Disability to a large measure, is still viewed in our society as a medical condition. This medical model defines people with disabilities in terms of their physical deficiencies against a benchmark of what is perceived as the normal able-bodied human being. In consequence, governments establish services to provide care to people with disabilities. Thus we have the title of Government Ministries as Social Welfare. Faith-based organisations, on the other hand, have equally followed the same medical model by providing services to “the mentally handicapped,” “the deaf” and “the blind.”
We must disentangle ourselves, as governments, as faith organisations and as private or business firms from this medical model that fails to liberate people with disabilities from a social welfare support framework. We must create the conditions that enable the people with disabilities to live and work in dignity as other human beings. In the EU, a number of measures have been taken to integrate people with disabilities in its various programmes. These include:
1. Examining to which extent discrimination on grounds of disability, age, sexual orientation, religion or belief exist in education, social protection and access to goods and services;
2. Institutions of the EU shall take into account the needs of persons with disabilities in drawing up measures under Article 95 of the Treaty of Rome;
3. Development of design standards that improve accessibility for disabled people;
4. Exploit the potential of many people excluded from the labour market;
5. Identifying disabled peoples as one of the key priority groups;
6. Ensure that people with disabilities are able to enjoy all the four freedoms under the EU Single Market;
The EAC Secretariat with other EAC Organs, Institutions and numerous stakeholders in our region will work on this issue of harmonisation of standards that cut across a wide spectrum of activities and facilities.
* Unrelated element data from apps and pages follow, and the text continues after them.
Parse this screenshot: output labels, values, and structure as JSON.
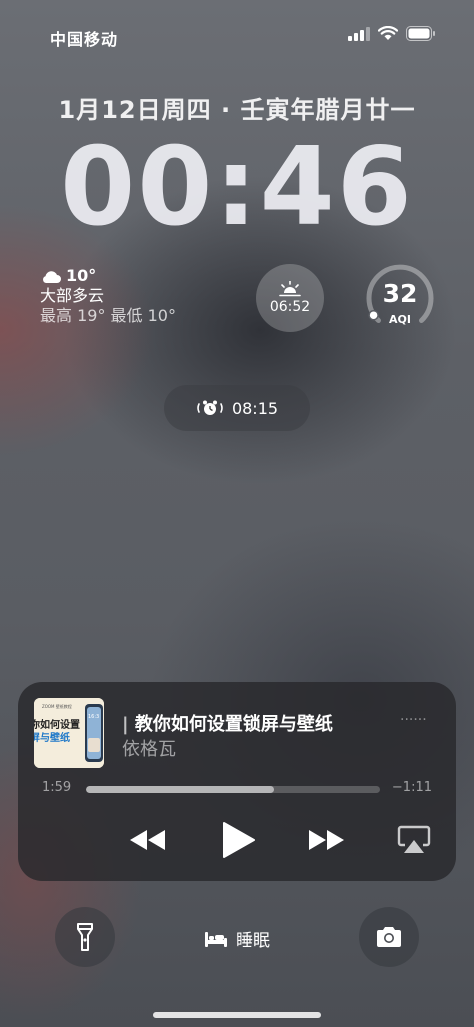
{
  "status_bar": {
    "carrier": "中国移动",
    "icons": [
      "cellular-signal-icon",
      "wifi-icon",
      "battery-icon"
    ]
  },
  "lock_screen": {
    "date": "1月12日周四 · 壬寅年腊月廿一",
    "time": "00:46"
  },
  "widgets": {
    "weather": {
      "icon": "partly-cloudy-icon",
      "temperature": "10°",
      "condition": "大部多云",
      "range": "最高 19° 最低 10°"
    },
    "sunrise": {
      "icon": "sunrise-icon",
      "time": "06:52"
    },
    "aqi": {
      "value": "32",
      "label": "AQI",
      "level_fraction": 0.05
    },
    "alarm": {
      "icon": "alarm-icon",
      "time": "08:15"
    }
  },
  "now_playing": {
    "cover_title": "教你如何设置锁屏与壁纸",
    "cover_text": "你如何设置\n屏与壁纸",
    "cover_tag": "ZOOM 壁纸教程",
    "cover_phone_time": "16:3",
    "title": "教你如何设置锁屏与壁纸",
    "artist": "依格瓦",
    "elapsed": "1:59",
    "remaining": "−1:11",
    "progress_fraction": 0.64,
    "more": "······",
    "controls": [
      "rewind-icon",
      "play-icon",
      "fast-forward-icon",
      "airplay-icon"
    ]
  },
  "bottom_bar": {
    "flashlight_icon": "flashlight-icon",
    "focus_icon": "bed-icon",
    "focus_label": "睡眠",
    "camera_icon": "camera-icon"
  },
  "colors": {
    "accent_white": "#ffffff",
    "player_bg": "#28282c",
    "cover_bg": "#f4eddc"
  }
}
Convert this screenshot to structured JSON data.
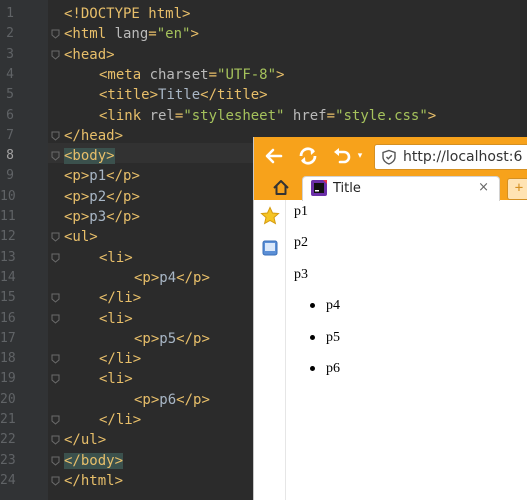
{
  "editor": {
    "line_numbers": [
      "1",
      "2",
      "3",
      "4",
      "5",
      "6",
      "7",
      "8",
      "9",
      "10",
      "11",
      "12",
      "13",
      "14",
      "15",
      "16",
      "17",
      "18",
      "19",
      "20",
      "21",
      "22",
      "23",
      "24"
    ],
    "lines": [
      {
        "indent": 0,
        "parts": [
          [
            "tag",
            "<!DOCTYPE html>"
          ]
        ]
      },
      {
        "indent": 0,
        "parts": [
          [
            "tag",
            "<html "
          ],
          [
            "attr",
            "lang"
          ],
          [
            "tag",
            "="
          ],
          [
            "str",
            "\"en\""
          ],
          [
            "tag",
            ">"
          ]
        ]
      },
      {
        "indent": 0,
        "parts": [
          [
            "tag",
            "<head>"
          ]
        ]
      },
      {
        "indent": 1,
        "parts": [
          [
            "tag",
            "<meta "
          ],
          [
            "attr",
            "charset"
          ],
          [
            "tag",
            "="
          ],
          [
            "str",
            "\"UTF-8\""
          ],
          [
            "tag",
            ">"
          ]
        ]
      },
      {
        "indent": 1,
        "parts": [
          [
            "tag",
            "<title>"
          ],
          [
            "txt",
            "Title"
          ],
          [
            "tag",
            "</title>"
          ]
        ]
      },
      {
        "indent": 1,
        "parts": [
          [
            "tag",
            "<link "
          ],
          [
            "attr",
            "rel"
          ],
          [
            "tag",
            "="
          ],
          [
            "str",
            "\"stylesheet\""
          ],
          [
            "attr",
            " href"
          ],
          [
            "tag",
            "="
          ],
          [
            "str",
            "\"style.css\""
          ],
          [
            "tag",
            ">"
          ]
        ]
      },
      {
        "indent": 0,
        "parts": [
          [
            "tag",
            "</head>"
          ]
        ]
      },
      {
        "indent": 0,
        "parts": [
          [
            "hl",
            "<body>"
          ]
        ]
      },
      {
        "indent": 0,
        "parts": [
          [
            "tag",
            "<p>"
          ],
          [
            "txt",
            "p1"
          ],
          [
            "tag",
            "</p>"
          ]
        ]
      },
      {
        "indent": 0,
        "parts": [
          [
            "tag",
            "<p>"
          ],
          [
            "txt",
            "p2"
          ],
          [
            "tag",
            "</p>"
          ]
        ]
      },
      {
        "indent": 0,
        "parts": [
          [
            "tag",
            "<p>"
          ],
          [
            "txt",
            "p3"
          ],
          [
            "tag",
            "</p>"
          ]
        ]
      },
      {
        "indent": 0,
        "parts": [
          [
            "tag",
            "<ul>"
          ]
        ]
      },
      {
        "indent": 1,
        "parts": [
          [
            "tag",
            "<li>"
          ]
        ]
      },
      {
        "indent": 2,
        "parts": [
          [
            "tag",
            "<p>"
          ],
          [
            "txt",
            "p4"
          ],
          [
            "tag",
            "</p>"
          ]
        ]
      },
      {
        "indent": 1,
        "parts": [
          [
            "tag",
            "</li>"
          ]
        ]
      },
      {
        "indent": 1,
        "parts": [
          [
            "tag",
            "<li>"
          ]
        ]
      },
      {
        "indent": 2,
        "parts": [
          [
            "tag",
            "<p>"
          ],
          [
            "txt",
            "p5"
          ],
          [
            "tag",
            "</p>"
          ]
        ]
      },
      {
        "indent": 1,
        "parts": [
          [
            "tag",
            "</li>"
          ]
        ]
      },
      {
        "indent": 1,
        "parts": [
          [
            "tag",
            "<li>"
          ]
        ]
      },
      {
        "indent": 2,
        "parts": [
          [
            "tag",
            "<p>"
          ],
          [
            "txt",
            "p6"
          ],
          [
            "tag",
            "</p>"
          ]
        ]
      },
      {
        "indent": 1,
        "parts": [
          [
            "tag",
            "</li>"
          ]
        ]
      },
      {
        "indent": 0,
        "parts": [
          [
            "tag",
            "</ul>"
          ]
        ]
      },
      {
        "indent": 0,
        "parts": [
          [
            "hl",
            "</body>"
          ]
        ]
      },
      {
        "indent": 0,
        "parts": [
          [
            "tag",
            "</html>"
          ]
        ]
      }
    ],
    "fold_lines": [
      2,
      3,
      7,
      8,
      12,
      13,
      15,
      16,
      18,
      19,
      21,
      22,
      23,
      24
    ],
    "current_line": 8
  },
  "browser": {
    "url": "http://localhost:6",
    "tab_title": "Title",
    "tab_close": "×",
    "new_tab": "+",
    "colors": {
      "toolbar": "#f7a21b"
    },
    "icons": [
      "back-arrow-icon",
      "reload-icon",
      "undo-icon",
      "shield-icon",
      "home-icon",
      "favicon-icon",
      "star-icon",
      "screen-icon"
    ],
    "content": {
      "paragraphs": [
        "p1",
        "p2",
        "p3"
      ],
      "list_items": [
        "p4",
        "p5",
        "p6"
      ]
    }
  }
}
These include access to buildings and elevators, infrastructure, education, health, sports stadiums, movie and other theatres.We must open up the world of sport and culture to people with disabilities.
Access to people with disabilities is central to unleashing their potential, for easing their movement, for their work and leisure. It is such access that would leverage the opportunities for people with disabilities and those without to interact, socialise and develop greater understanding.
What the EAC needs to do
First, it is important that the EAC reviews the structure and composition of its Sectoral Council dealing with Social Affairs. In my view, going by the challenges our region faces, we need a Sectoral Council that deals squarely with issues of employment, equal opportunities, social and cultural affairs. This Sectoral Council should be mandated to deal with disability issues and an office on people with disabilities should quickly be established in the EAC Secretariat. This Sectoral Council should be responsible for: Creating more and better jobs; Promoting free movement of labour and coordinate social security programmes; Promoting better working conditions; Promoting social inclusion and non discrimination, the integration of disabled people being an important responsibility; and Promoting gender equality in all fields of EAC’s programmes.
Second, the EAC should take responsibility in the organisation and establishment of an East African Association of Persons with Disability. This association should as quickly as possible be given observer status in the EAC. Moreover, the EAC Secretariat together with this association shall endeavour to organise an annual Conference on Peoples with Disability to address the challenges facing integration of people with disability in our societies, share best practices on how to empower them and proposing new measures that need to be taken to support people with disability to achieve quality lives.
We can, as EAC Partner States, and as a region, make the difference for peoples with disability.
By Amb. Juma V. Mwapachu,
East African Community.